Dataset extract |
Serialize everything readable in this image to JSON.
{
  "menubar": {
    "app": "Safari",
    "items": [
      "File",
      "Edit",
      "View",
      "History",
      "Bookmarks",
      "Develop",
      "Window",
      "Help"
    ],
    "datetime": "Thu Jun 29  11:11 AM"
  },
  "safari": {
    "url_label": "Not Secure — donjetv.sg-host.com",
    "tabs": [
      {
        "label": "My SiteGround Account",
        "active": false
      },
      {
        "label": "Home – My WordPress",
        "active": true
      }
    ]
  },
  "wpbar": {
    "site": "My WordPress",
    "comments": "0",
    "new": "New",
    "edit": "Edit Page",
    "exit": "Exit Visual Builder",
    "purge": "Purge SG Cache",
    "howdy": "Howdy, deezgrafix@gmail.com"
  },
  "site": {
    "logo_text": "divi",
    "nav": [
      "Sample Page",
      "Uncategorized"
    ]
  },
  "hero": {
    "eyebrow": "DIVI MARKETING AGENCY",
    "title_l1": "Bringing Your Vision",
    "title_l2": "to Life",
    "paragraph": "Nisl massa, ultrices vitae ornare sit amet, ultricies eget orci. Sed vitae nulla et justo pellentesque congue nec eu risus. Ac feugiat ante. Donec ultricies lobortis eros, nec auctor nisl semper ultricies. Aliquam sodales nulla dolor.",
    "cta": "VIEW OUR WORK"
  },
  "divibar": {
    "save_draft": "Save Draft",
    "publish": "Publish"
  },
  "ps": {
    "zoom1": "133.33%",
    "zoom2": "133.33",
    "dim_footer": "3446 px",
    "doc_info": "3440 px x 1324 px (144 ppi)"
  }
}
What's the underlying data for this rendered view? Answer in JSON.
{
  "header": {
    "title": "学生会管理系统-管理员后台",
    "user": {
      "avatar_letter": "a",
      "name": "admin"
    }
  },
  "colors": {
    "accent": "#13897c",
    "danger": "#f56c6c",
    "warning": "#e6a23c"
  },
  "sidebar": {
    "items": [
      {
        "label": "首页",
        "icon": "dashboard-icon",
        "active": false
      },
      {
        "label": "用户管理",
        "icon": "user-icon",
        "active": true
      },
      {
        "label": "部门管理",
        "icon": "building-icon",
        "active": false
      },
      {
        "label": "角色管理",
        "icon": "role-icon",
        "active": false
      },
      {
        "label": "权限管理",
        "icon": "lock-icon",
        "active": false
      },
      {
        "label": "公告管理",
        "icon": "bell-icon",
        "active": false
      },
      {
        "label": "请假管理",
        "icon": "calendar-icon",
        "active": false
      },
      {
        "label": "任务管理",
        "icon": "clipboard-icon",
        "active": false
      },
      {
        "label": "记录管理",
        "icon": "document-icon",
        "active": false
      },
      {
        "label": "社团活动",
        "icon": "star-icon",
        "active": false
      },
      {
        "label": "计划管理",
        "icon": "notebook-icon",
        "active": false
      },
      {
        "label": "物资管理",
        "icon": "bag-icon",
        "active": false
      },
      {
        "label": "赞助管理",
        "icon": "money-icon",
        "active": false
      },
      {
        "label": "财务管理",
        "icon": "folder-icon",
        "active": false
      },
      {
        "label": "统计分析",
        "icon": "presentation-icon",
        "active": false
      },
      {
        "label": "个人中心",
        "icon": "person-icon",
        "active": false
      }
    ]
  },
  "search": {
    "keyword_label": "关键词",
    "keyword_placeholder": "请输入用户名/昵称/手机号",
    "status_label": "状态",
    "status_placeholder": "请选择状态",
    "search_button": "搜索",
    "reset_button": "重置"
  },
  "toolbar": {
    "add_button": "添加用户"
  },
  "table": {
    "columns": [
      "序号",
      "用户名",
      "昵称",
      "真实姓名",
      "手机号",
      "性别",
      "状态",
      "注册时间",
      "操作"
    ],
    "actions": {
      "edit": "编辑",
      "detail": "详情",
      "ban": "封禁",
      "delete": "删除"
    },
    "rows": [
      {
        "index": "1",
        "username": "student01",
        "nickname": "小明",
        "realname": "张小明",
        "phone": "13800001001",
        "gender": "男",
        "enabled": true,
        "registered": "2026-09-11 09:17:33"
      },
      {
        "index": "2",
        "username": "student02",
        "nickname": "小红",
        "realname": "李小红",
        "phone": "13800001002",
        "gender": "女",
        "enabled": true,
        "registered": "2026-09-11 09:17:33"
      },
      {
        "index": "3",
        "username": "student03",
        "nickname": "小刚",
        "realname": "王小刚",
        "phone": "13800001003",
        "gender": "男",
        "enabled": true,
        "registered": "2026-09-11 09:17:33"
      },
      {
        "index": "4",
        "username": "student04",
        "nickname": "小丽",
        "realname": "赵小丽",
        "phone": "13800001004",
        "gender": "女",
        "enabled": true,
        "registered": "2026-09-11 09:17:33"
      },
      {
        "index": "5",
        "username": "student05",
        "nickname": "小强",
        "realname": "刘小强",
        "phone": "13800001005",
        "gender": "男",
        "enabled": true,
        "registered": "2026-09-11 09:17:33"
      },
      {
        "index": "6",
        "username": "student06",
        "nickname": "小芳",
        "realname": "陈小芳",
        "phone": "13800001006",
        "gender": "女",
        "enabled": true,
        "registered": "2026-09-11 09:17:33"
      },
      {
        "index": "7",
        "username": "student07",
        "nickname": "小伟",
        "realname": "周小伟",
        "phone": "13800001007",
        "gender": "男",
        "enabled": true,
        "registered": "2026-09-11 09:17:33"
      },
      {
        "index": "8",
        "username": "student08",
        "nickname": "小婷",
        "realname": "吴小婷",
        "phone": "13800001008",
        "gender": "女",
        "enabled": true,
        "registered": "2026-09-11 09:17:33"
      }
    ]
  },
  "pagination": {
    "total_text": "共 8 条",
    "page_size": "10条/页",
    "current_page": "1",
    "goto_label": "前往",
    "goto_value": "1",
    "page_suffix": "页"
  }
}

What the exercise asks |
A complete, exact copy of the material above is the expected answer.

Result of the task |
Serialize everything readable in this image to JSON.
{
  "menubar": {
    "app": "Safari",
    "items": [
      "File",
      "Edit",
      "View",
      "History",
      "Bookmarks",
      "Develop",
      "Window",
      "Help"
    ],
    "datetime": "Thu Jun 29  11:11 AM"
  },
  "safari": {
    "url_label": "Not Secure — donjetv.sg-host.com",
    "tabs": [
      {
        "label": "My SiteGround Account",
        "active": false
      },
      {
        "label": "Home – My WordPress",
        "active": true
      }
    ]
  },
  "wpbar": {
    "site": "My WordPress",
    "comments": "0",
    "new": "New",
    "edit": "Edit Page",
    "exit": "Exit Visual Builder",
    "purge": "Purge SG Cache",
    "howdy": "Howdy, deezgrafix@gmail.com"
  },
  "site": {
    "logo_text": "divi",
    "nav": [
      "Sample Page",
      "Uncategorized"
    ]
  },
  "hero": {
    "eyebrow": "DIVI MARKETING AGENCY",
    "title_l1": "Bringing Your Vision",
    "title_l2": "to Life",
    "paragraph": "Nisl massa, ultrices vitae ornare sit amet, ultricies eget orci. Sed vitae nulla et justo pellentesque congue nec eu risus. Ac feugiat ante. Donec ultricies lobortis eros, nec auctor nisl semper ultricies. Aliquam sodales nulla dolor.",
    "cta": "VIEW OUR WORK"
  },
  "divibar": {
    "save_draft": "Save Draft",
    "publish": "Publish"
  },
  "ps": {
    "zoom1": "133.33%",
    "zoom2": "133.33",
    "dim_footer": "3446 px",
    "doc_info": "3440 px x 1324 px (144 ppi)"
  }
}
What's the underlying data for this rendered view? Answer in JSON.
{
  "header": {
    "title": "学生会管理系统-管理员后台",
    "user": {
      "avatar_letter": "a",
      "name": "admin"
    }
  },
  "colors": {
    "accent": "#13897c",
    "danger": "#f56c6c",
    "warning": "#e6a23c"
  },
  "sidebar": {
    "items": [
      {
        "label": "首页",
        "icon": "dashboard-icon",
        "active": false
      },
      {
        "label": "用户管理",
        "icon": "user-icon",
        "active": true
      },
      {
        "label": "部门管理",
        "icon": "building-icon",
        "active": false
      },
      {
        "label": "角色管理",
        "icon": "role-icon",
        "active": false
      },
      {
        "label": "权限管理",
        "icon": "lock-icon",
        "active": false
      },
      {
        "label": "公告管理",
        "icon": "bell-icon",
        "active": false
      },
      {
        "label": "请假管理",
        "icon": "calendar-icon",
        "active": false
      },
      {
        "label": "任务管理",
        "icon": "clipboard-icon",
        "active": false
      },
      {
        "label": "记录管理",
        "icon": "document-icon",
        "active": false
      },
      {
        "label": "社团活动",
        "icon": "star-icon",
        "active": false
      },
      {
        "label": "计划管理",
        "icon": "notebook-icon",
        "active": false
      },
      {
        "label": "物资管理",
        "icon": "bag-icon",
        "active": false
      },
      {
        "label": "赞助管理",
        "icon": "money-icon",
        "active": false
      },
      {
        "label": "财务管理",
        "icon": "folder-icon",
        "active": false
      },
      {
        "label": "统计分析",
        "icon": "presentation-icon",
        "active": false
      },
      {
        "label": "个人中心",
        "icon": "person-icon",
        "active": false
      }
    ]
  },
  "search": {
    "keyword_label": "关键词",
    "keyword_placeholder": "请输入用户名/昵称/手机号",
    "status_label": "状态",
    "status_placeholder": "请选择状态",
    "search_button": "搜索",
    "reset_button": "重置"
  },
  "toolbar": {
    "add_button": "添加用户"
  },
  "table": {
    "columns": [
      "序号",
      "用户名",
      "昵称",
      "真实姓名",
      "手机号",
      "性别",
      "状态",
      "注册时间",
      "操作"
    ],
    "actions": {
      "edit": "编辑",
      "detail": "详情",
      "ban": "封禁",
      "delete": "删除"
    },
    "rows": [
      {
        "index": "1",
        "username": "student01",
        "nickname": "小明",
        "realname": "张小明",
        "phone": "13800001001",
        "gender": "男",
        "enabled": true,
        "registered": "2026-09-11 09:17:33"
      },
      {
        "index": "2",
        "username": "student02",
        "nickname": "小红",
        "realname": "李小红",
        "phone": "13800001002",
        "gender": "女",
        "enabled": true,
        "registered": "2026-09-11 09:17:33"
      },
      {
        "index": "3",
        "username": "student03",
        "nickname": "小刚",
        "realname": "王小刚",
        "phone": "13800001003",
        "gender": "男",
        "enabled": true,
        "registered": "2026-09-11 09:17:33"
      },
      {
        "index": "4",
        "username": "student04",
        "nickname": "小丽",
        "realname": "赵小丽",
        "phone": "13800001004",
        "gender": "女",
        "enabled": true,
        "registered": "2026-09-11 09:17:33"
      },
      {
        "index": "5",
        "username": "student05",
        "nickname": "小强",
        "realname": "刘小强",
        "phone": "13800001005",
        "gender": "男",
        "enabled": true,
        "registered": "2026-09-11 09:17:33"
      },
      {
        "index": "6",
        "username": "student06",
        "nickname": "小芳",
        "realname": "陈小芳",
        "phone": "13800001006",
        "gender": "女",
        "enabled": true,
        "registered": "2026-09-11 09:17:33"
      },
      {
        "index": "7",
        "username": "student07",
        "nickname": "小伟",
        "realname": "周小伟",
        "phone": "13800001007",
        "gender": "男",
        "enabled": true,
        "registered": "2026-09-11 09:17:33"
      },
      {
        "index": "8",
        "username": "student08",
        "nickname": "小婷",
        "realname": "吴小婷",
        "phone": "13800001008",
        "gender": "女",
        "enabled": true,
        "registered": "2026-09-11 09:17:33"
      }
    ]
  },
  "pagination": {
    "total_text": "共 8 条",
    "page_size": "10条/页",
    "current_page": "1",
    "goto_label": "前往",
    "goto_value": "1",
    "page_suffix": "页"
  }
}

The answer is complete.